Ulster: Time to Push On
In Northern Ireland's slow-motion struggle between Protestants and Catholics, the short term seems always with us. The long term - peaceful settlement - appears to recede just out of reach as the two sides wrestle for advantage.
Once more, that frustrating - and tantalizing - picture faces the British and Irish governments as they get one side, Sinn Fein, near the bargaining table only to see the other, Protestant Unionists, balk in suspicion.
But to give in to pessimism would be as foolhardy as living by the old math conundrum that if you repeatedly walk half the distance to a door you will never get through it. Too much is at stake for that kind of thinking. Namely: normality of life for 1.7 million predominantly peaceable people in Northern Ireland, the lives of innocents randomly hit by bombs in Britain, and the ability of London and Dublin to get on with normal trade, growth, and shaping European union.
Britain's fresh new Blair government was right to take away the IRA terrorists' excuse for continuing their savage bombing campaign by agreeing to separate talks about decommissioning weapons. London and Dublin were also right to say Sinn Fein would not be admitted to the peace talks until the IRA cease-fire had held over the next six weeks. (That's no sure guarantee, as the IRA's previous breaking of its own cease-fire showed. But it tends to reinforce restraint.)
Now it's up to the understandably wary moderate Unionists to stay in the talks and test Sinn Fein's willingness to seek a compromise that could build relations between the opposing communities - as they have been built between Britain and Eire through the years.
Two factors will shape the ultimate outcome. One is demographics. The Catholic community in Northern Ireland, now a 43 percent minority, is gaining in population proportion. Over time, this creates pressure on today's majority Protestants not to wait too long. The second factor is the history of revolutions. Terrorists, like the notorious French Jacobins, cannot survive any degree of success without losing their bitter momentum. A solid majority of the very population group for which they fight invariably opts for normal life, given a decent opportunity.
Working with those factors, it's up to Britain and Eire to corral the two belligerents into a sequence of confidence-building measures.

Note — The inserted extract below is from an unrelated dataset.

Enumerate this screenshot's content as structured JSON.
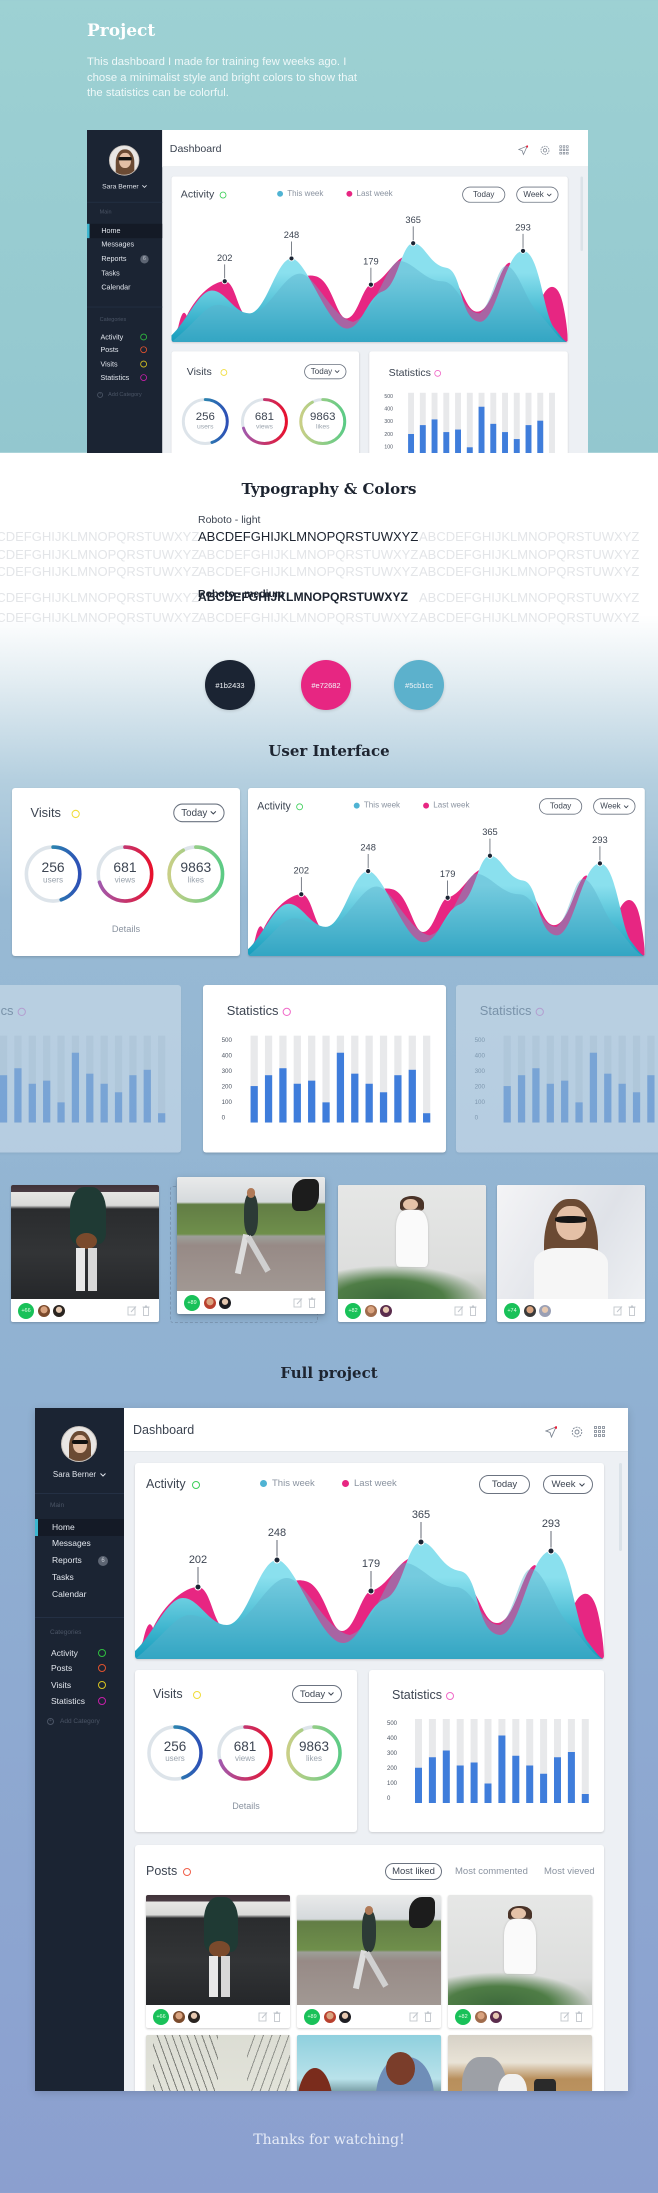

Their test is under way now. In order to get serious consideration of such confidence- building they must get both sides to the bargaining table this September.